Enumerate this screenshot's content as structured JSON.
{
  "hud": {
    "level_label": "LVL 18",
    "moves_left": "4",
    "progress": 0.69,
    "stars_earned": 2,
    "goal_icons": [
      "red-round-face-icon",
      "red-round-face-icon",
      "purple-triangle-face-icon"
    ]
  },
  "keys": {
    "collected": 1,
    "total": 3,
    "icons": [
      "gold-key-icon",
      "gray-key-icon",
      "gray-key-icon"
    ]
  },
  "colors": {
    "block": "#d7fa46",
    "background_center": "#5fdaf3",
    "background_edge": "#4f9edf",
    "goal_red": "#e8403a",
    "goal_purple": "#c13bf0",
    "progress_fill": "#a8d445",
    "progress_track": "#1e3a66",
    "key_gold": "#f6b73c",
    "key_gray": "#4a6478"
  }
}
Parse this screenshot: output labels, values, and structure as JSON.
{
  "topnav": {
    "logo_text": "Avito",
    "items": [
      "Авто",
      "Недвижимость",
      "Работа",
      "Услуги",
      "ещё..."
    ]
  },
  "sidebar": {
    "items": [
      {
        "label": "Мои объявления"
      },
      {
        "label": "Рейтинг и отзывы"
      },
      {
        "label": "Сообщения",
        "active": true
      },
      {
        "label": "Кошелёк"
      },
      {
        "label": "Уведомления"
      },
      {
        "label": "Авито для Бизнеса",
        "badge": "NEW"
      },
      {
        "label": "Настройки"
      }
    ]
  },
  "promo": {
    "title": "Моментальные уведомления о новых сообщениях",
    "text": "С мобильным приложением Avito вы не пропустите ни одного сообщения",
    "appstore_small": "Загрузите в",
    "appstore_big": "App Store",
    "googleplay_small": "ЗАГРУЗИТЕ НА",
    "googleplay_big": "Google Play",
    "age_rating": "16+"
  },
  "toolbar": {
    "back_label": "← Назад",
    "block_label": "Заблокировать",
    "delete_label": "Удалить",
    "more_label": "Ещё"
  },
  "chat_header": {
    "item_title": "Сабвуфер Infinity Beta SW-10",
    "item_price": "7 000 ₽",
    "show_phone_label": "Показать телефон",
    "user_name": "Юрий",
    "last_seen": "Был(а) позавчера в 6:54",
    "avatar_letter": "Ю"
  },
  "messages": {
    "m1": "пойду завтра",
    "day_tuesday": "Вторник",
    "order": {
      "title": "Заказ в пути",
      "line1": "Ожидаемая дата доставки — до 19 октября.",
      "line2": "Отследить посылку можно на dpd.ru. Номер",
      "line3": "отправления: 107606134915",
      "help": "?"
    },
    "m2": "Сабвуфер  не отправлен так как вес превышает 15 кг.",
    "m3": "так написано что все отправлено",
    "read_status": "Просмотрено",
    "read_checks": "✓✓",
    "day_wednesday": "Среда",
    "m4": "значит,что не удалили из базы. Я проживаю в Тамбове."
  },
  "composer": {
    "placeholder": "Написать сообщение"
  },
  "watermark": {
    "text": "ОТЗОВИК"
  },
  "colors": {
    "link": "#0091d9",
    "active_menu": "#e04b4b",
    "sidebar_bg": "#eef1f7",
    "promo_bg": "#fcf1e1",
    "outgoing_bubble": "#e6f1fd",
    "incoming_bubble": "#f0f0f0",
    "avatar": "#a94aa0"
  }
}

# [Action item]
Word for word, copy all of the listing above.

# [Response for this exercise]
Enumerate this screenshot's content as structured JSON.
{
  "hud": {
    "level_label": "LVL 18",
    "moves_left": "4",
    "progress": 0.69,
    "stars_earned": 2,
    "goal_icons": [
      "red-round-face-icon",
      "red-round-face-icon",
      "purple-triangle-face-icon"
    ]
  },
  "keys": {
    "collected": 1,
    "total": 3,
    "icons": [
      "gold-key-icon",
      "gray-key-icon",
      "gray-key-icon"
    ]
  },
  "colors": {
    "block": "#d7fa46",
    "background_center": "#5fdaf3",
    "background_edge": "#4f9edf",
    "goal_red": "#e8403a",
    "goal_purple": "#c13bf0",
    "progress_fill": "#a8d445",
    "progress_track": "#1e3a66",
    "key_gold": "#f6b73c",
    "key_gray": "#4a6478"
  }
}
Parse this screenshot: output labels, values, and structure as JSON.
{
  "topnav": {
    "logo_text": "Avito",
    "items": [
      "Авто",
      "Недвижимость",
      "Работа",
      "Услуги",
      "ещё..."
    ]
  },
  "sidebar": {
    "items": [
      {
        "label": "Мои объявления"
      },
      {
        "label": "Рейтинг и отзывы"
      },
      {
        "label": "Сообщения",
        "active": true
      },
      {
        "label": "Кошелёк"
      },
      {
        "label": "Уведомления"
      },
      {
        "label": "Авито для Бизнеса",
        "badge": "NEW"
      },
      {
        "label": "Настройки"
      }
    ]
  },
  "promo": {
    "title": "Моментальные уведомления о новых сообщениях",
    "text": "С мобильным приложением Avito вы не пропустите ни одного сообщения",
    "appstore_small": "Загрузите в",
    "appstore_big": "App Store",
    "googleplay_small": "ЗАГРУЗИТЕ НА",
    "googleplay_big": "Google Play",
    "age_rating": "16+"
  },
  "toolbar": {
    "back_label": "← Назад",
    "block_label": "Заблокировать",
    "delete_label": "Удалить",
    "more_label": "Ещё"
  },
  "chat_header": {
    "item_title": "Сабвуфер Infinity Beta SW-10",
    "item_price": "7 000 ₽",
    "show_phone_label": "Показать телефон",
    "user_name": "Юрий",
    "last_seen": "Был(а) позавчера в 6:54",
    "avatar_letter": "Ю"
  },
  "messages": {
    "m1": "пойду завтра",
    "day_tuesday": "Вторник",
    "order": {
      "title": "Заказ в пути",
      "line1": "Ожидаемая дата доставки — до 19 октября.",
      "line2": "Отследить посылку можно на dpd.ru. Номер",
      "line3": "отправления: 107606134915",
      "help": "?"
    },
    "m2": "Сабвуфер  не отправлен так как вес превышает 15 кг.",
    "m3": "так написано что все отправлено",
    "read_status": "Просмотрено",
    "read_checks": "✓✓",
    "day_wednesday": "Среда",
    "m4": "значит,что не удалили из базы. Я проживаю в Тамбове."
  },
  "composer": {
    "placeholder": "Написать сообщение"
  },
  "watermark": {
    "text": "ОТЗОВИК"
  },
  "colors": {
    "link": "#0091d9",
    "active_menu": "#e04b4b",
    "sidebar_bg": "#eef1f7",
    "promo_bg": "#fcf1e1",
    "outgoing_bubble": "#e6f1fd",
    "incoming_bubble": "#f0f0f0",
    "avatar": "#a94aa0"
  }
}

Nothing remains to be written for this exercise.